══ EXTRACTED DATA

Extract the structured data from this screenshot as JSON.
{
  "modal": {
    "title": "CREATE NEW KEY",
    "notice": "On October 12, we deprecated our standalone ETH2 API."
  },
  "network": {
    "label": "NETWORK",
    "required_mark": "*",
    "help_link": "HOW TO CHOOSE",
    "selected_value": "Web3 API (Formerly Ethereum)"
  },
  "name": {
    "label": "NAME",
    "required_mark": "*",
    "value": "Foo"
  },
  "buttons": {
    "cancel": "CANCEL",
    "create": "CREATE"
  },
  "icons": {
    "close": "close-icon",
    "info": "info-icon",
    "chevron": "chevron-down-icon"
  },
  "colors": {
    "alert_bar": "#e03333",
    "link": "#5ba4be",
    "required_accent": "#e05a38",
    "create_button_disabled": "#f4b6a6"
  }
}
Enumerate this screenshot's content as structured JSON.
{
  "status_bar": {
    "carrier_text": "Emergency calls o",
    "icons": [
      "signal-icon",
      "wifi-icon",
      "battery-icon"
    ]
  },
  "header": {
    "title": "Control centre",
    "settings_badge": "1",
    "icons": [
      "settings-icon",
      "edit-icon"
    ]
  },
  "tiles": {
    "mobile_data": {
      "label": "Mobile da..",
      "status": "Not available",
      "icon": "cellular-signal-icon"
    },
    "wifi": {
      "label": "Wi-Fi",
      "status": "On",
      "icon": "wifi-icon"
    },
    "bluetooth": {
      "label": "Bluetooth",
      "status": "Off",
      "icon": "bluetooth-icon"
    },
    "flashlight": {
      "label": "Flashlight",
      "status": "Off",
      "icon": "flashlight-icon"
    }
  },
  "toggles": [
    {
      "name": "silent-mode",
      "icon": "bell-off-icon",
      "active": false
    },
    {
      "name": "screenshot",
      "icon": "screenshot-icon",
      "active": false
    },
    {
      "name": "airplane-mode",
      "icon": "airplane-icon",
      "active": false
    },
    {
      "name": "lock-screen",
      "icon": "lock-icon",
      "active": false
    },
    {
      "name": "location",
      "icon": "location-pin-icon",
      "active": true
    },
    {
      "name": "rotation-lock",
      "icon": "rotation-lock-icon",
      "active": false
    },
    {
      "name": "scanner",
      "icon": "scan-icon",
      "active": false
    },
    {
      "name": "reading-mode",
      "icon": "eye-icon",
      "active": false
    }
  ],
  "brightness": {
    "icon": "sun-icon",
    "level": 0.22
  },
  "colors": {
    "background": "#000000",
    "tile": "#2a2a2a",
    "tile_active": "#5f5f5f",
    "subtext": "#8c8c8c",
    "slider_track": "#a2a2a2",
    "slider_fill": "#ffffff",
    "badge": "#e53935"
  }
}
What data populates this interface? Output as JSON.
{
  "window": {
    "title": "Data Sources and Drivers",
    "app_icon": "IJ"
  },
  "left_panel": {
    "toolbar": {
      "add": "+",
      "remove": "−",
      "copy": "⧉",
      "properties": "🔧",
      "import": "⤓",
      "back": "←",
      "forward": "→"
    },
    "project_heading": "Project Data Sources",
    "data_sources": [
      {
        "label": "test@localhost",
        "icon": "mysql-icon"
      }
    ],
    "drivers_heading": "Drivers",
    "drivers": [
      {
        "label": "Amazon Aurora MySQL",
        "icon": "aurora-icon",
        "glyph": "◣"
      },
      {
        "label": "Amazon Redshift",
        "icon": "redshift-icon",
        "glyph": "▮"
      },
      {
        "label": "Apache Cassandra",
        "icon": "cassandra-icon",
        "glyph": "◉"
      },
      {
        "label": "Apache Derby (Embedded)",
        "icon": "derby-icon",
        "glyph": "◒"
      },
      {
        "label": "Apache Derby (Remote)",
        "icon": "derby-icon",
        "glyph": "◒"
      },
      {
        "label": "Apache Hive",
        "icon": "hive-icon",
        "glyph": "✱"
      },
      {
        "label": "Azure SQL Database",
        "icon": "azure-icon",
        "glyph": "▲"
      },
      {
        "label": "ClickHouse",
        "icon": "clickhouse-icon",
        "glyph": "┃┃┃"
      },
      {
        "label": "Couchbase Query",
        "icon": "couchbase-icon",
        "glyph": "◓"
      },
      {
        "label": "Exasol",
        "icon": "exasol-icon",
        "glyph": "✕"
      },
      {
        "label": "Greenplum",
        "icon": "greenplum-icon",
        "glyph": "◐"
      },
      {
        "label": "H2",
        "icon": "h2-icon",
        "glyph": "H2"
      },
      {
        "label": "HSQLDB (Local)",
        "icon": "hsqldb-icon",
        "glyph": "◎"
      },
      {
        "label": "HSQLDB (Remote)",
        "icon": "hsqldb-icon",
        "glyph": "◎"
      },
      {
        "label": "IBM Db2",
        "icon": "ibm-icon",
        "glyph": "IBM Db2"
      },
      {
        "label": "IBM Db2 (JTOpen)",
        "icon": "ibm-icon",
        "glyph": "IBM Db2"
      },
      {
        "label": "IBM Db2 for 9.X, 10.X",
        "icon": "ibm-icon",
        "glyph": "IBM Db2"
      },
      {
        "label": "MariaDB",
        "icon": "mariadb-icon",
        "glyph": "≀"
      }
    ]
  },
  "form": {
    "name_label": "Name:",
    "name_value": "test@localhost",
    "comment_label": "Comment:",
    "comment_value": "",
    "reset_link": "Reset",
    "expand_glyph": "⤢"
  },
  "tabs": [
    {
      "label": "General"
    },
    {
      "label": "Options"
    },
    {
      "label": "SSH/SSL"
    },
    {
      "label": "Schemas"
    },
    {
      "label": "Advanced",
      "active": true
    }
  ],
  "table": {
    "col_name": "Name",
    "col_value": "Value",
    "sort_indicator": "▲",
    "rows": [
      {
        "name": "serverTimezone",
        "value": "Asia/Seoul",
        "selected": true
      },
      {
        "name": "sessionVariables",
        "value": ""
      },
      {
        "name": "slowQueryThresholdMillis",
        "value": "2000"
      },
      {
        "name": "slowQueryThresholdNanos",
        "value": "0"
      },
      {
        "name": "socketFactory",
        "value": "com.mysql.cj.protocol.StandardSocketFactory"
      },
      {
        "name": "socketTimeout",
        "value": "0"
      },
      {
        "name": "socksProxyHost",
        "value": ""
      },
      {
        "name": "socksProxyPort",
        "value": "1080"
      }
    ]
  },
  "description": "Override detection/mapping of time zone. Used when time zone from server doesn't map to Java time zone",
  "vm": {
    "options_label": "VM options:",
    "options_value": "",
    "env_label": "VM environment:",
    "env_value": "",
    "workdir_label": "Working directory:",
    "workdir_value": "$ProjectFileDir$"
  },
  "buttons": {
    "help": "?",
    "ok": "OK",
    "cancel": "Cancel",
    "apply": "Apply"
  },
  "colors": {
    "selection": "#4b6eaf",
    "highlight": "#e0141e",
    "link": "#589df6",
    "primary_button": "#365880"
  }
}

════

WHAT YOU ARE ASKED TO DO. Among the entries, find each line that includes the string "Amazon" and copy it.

PROBLEM SOLUTION.
        "label": "Amazon Aurora MySQL",
        "label": "Amazon Redshift",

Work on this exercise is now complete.